WHAT TO PRODUCE
When the string "Controller" is part of a line below, that line should be copied.

(Interface dataset entries)
.....
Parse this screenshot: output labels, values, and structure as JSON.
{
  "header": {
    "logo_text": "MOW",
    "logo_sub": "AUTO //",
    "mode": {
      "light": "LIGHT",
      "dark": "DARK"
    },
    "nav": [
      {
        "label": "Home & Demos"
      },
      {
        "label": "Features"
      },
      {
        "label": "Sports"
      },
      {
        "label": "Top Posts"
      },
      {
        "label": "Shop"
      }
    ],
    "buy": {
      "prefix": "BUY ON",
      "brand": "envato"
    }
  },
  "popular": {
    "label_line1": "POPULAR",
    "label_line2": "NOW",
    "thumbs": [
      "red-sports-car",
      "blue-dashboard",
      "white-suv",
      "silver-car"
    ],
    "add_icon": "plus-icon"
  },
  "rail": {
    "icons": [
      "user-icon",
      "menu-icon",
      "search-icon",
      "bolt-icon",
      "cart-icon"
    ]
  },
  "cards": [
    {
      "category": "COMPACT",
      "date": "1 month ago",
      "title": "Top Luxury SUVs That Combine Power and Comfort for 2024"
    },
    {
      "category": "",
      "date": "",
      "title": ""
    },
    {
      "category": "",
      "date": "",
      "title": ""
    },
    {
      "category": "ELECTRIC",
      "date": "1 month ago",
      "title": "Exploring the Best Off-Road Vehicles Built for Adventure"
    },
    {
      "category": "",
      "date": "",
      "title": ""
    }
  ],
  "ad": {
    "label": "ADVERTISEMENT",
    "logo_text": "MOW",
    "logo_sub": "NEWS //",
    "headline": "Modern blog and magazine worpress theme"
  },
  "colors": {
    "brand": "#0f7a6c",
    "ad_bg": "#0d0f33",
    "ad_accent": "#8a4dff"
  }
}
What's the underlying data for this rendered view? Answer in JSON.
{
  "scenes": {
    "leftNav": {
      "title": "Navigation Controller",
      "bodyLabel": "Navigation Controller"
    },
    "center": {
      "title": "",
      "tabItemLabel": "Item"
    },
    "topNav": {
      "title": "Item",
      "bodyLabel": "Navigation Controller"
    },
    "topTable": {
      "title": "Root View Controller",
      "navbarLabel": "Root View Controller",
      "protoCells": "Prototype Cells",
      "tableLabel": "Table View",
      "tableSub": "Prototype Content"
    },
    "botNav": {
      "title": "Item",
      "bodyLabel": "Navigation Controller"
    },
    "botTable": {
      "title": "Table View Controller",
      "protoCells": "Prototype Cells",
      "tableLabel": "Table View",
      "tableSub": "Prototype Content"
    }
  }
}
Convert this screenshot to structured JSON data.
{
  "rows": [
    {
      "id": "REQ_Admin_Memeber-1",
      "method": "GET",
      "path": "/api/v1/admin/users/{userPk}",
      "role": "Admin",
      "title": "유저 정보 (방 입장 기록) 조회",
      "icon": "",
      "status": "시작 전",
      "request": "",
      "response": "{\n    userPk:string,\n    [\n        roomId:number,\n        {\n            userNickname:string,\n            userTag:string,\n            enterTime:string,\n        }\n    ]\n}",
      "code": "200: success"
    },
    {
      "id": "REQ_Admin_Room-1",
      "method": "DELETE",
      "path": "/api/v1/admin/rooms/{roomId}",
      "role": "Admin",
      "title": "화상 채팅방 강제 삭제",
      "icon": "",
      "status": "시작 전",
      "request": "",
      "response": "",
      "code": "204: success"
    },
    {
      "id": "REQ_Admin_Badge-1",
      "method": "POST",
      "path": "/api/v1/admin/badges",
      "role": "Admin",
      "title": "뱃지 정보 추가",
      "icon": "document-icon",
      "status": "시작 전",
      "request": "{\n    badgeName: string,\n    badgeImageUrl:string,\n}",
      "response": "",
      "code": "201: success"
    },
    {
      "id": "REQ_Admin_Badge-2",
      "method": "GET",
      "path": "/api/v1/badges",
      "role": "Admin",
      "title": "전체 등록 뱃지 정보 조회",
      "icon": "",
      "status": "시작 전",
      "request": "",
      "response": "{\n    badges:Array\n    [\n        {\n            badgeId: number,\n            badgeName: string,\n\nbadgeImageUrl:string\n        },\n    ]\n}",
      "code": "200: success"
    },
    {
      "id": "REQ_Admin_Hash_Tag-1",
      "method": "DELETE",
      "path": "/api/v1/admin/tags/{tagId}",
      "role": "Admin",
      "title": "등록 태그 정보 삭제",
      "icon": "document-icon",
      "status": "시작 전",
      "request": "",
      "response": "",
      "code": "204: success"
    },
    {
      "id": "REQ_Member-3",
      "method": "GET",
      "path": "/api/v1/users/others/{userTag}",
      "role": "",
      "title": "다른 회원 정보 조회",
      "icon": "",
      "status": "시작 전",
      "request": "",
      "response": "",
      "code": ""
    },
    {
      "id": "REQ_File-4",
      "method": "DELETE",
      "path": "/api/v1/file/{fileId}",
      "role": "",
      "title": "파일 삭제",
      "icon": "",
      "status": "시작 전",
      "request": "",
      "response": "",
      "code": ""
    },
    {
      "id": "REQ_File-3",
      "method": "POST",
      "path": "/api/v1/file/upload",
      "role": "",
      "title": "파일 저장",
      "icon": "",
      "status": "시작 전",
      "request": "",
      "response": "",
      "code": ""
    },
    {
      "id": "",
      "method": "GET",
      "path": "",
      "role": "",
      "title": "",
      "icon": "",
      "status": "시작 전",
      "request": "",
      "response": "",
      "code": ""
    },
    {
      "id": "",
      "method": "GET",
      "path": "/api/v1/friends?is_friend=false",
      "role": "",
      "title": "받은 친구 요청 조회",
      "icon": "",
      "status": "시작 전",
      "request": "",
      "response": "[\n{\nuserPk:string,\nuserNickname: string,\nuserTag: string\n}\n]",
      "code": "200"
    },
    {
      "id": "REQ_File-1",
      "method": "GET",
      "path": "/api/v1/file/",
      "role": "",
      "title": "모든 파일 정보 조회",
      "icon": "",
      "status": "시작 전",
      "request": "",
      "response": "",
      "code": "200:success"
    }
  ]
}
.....
REPLY
      "title": "Navigation Controller",
      "bodyLabel": "Navigation Controller"
      "bodyLabel": "Navigation Controller"
      "title": "Root View Controller",
      "navbarLabel": "Root View Controller",
      "bodyLabel": "Navigation Controller"
      "title": "Table View Controller",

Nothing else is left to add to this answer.